  10. Hmmm and it looks as though it’s a mutation of Mantle, which makes sense. Even if these were originally done by Occulus they’re going to keep tacking things onto it that benefit it and build it out. Cool that this stuff is finally getting a name and a place now instead of just developer tech. Hopefully Oculus and AMD keep pushing things .

  11. I’m kinda thinking the same thing. Whatever others are doing, AMD does too (Freesync, Turbo Core). That makes them a follower. Then when they do come up with something before the others, they either largely ignored, lose steam and become abandoned (3DNow!, most probably FMA4, XOP and F16C too, TruForm, TruAudio, maybe HSA as well but it will probably be relegated to niche applications), or get copied by others and leave the AMD version behind (Mantle to be superseded by DX12 and Vulkan).

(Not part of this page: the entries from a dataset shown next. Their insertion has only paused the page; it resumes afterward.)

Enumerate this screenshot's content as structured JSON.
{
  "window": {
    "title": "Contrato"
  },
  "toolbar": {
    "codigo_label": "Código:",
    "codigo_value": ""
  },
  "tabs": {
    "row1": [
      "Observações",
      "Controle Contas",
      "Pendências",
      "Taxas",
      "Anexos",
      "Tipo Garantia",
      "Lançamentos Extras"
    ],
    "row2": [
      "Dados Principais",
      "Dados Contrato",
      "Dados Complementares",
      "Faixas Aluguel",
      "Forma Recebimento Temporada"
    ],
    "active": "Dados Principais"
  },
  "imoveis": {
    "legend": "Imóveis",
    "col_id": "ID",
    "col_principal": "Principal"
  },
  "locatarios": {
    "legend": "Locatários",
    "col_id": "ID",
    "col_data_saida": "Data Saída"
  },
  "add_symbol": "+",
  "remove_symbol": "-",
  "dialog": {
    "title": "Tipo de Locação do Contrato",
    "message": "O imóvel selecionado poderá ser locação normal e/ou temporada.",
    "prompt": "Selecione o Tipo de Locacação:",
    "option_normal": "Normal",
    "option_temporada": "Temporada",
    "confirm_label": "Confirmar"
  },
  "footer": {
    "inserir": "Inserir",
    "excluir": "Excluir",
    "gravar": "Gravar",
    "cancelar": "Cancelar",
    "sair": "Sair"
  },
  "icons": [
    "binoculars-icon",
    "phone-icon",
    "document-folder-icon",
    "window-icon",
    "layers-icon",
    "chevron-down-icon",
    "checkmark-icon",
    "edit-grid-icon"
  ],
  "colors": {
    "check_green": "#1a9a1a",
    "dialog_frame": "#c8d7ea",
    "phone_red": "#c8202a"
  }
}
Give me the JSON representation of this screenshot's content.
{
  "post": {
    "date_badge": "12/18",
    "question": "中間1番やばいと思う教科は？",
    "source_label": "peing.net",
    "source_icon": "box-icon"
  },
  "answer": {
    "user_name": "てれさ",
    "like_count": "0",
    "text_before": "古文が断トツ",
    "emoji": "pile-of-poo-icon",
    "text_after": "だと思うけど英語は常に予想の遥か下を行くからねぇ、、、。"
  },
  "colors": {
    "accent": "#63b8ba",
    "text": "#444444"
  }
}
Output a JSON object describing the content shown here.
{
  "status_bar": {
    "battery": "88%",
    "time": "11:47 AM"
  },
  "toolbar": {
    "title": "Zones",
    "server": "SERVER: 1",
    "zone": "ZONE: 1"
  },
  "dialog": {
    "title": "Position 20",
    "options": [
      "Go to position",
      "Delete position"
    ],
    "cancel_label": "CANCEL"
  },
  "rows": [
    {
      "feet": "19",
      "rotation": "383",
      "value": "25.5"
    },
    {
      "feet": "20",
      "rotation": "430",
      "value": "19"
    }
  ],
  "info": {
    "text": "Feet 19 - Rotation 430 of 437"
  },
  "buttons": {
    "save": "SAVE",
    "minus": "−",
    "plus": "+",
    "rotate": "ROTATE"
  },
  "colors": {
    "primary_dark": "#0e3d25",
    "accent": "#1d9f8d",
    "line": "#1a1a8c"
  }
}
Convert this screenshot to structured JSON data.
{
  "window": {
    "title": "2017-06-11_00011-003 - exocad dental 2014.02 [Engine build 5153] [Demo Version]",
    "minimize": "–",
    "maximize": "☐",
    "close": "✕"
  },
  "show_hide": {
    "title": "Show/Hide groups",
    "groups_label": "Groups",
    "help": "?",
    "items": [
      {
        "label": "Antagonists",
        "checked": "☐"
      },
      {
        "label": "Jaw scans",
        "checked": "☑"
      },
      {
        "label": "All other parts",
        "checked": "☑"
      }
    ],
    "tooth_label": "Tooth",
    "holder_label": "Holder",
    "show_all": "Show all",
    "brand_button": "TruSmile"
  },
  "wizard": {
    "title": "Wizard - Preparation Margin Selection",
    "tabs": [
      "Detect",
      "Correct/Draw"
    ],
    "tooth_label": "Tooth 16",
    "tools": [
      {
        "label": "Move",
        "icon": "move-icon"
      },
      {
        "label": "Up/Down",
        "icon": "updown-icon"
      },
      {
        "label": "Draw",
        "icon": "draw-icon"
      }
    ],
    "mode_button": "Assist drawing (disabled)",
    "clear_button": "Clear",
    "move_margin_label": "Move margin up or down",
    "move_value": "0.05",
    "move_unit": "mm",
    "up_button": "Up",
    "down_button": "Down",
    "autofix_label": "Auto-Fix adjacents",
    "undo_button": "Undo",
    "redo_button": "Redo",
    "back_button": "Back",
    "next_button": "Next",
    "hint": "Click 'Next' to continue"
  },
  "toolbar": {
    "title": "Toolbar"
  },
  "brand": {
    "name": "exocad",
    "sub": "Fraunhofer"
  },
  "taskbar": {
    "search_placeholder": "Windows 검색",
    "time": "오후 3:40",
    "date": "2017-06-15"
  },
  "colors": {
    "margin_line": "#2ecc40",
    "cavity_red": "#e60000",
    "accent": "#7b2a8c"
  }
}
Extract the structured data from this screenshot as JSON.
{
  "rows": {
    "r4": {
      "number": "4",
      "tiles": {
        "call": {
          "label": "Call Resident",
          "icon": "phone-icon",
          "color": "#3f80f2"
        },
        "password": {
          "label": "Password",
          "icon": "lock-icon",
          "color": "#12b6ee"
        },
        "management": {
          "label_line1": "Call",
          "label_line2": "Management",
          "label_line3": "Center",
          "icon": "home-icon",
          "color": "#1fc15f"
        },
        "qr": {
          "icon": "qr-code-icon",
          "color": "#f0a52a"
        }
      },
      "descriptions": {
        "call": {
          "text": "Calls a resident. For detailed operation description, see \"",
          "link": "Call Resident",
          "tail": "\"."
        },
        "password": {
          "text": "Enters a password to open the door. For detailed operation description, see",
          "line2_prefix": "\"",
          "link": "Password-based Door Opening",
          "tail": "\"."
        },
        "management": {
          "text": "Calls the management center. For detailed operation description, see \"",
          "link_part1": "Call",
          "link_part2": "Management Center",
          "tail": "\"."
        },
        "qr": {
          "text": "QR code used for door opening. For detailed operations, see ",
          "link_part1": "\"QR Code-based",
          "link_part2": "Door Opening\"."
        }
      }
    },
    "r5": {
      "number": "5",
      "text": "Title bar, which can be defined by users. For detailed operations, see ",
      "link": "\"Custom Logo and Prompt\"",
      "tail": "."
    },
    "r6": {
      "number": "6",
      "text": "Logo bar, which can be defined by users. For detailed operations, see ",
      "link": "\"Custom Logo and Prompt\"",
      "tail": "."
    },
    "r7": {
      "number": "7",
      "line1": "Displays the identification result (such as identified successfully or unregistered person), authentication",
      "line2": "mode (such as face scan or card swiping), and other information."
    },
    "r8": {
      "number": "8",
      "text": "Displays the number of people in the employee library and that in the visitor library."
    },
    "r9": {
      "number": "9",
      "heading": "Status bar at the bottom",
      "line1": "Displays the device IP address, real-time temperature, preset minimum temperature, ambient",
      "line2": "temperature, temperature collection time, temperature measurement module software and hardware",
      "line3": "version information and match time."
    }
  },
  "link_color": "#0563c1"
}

    If you’re a leader, you ignore what your smaller competitor does and makes a lot of noise about. Instead, you forge your own path and let them all follow you. You also largely ignore them crashing your parties and their potshots. Taking potshots at your competitor only shows that you’re the follower.

  12. Sounds like that list nVidia had last year of things they were doing to support Oculus Rift. Turned out, that list was the same list that Oculus had requested previously.

    nVidia acted as though they’d done it on their own, but turned out they were just doing what Oculus asked.

    The only way that could have been more groan-inducing is if they had done it a year after their main competition and still called it innovation.

    …Right, AMD? 😉

  13. Soooo, Mantle is gone.
    Freesync is here.
    LiquidVR is soon to come.

    Will any of the three be in existence sixteen months from now? Should I trust that any of these technology sinitiative will have enough staying power that I should buy a product that uses them?

    Hm.

  14. Sounds like a point-for-point implementation of the same things nVidia are planning with VR-Direct, as responses to the things Oculus have been asking after. I’d guess this stuff will end up getting integrated into DirectX/OpenGL at some point, but for now it seems like something they need to provide themselves, and stand to lose out when VR hits retail if they don’t get onboard.
    Of course, neither of them can help but package it up, slap catchy names on it, and market it as a fantastic new feature of their graphics hardware 😛

  15. [sarcasm]AND IT’S OPEN, FREE AND CAN BE USED BY ANYONE!!![/sarcasm]

    Maybe they should rename the company A.D.D.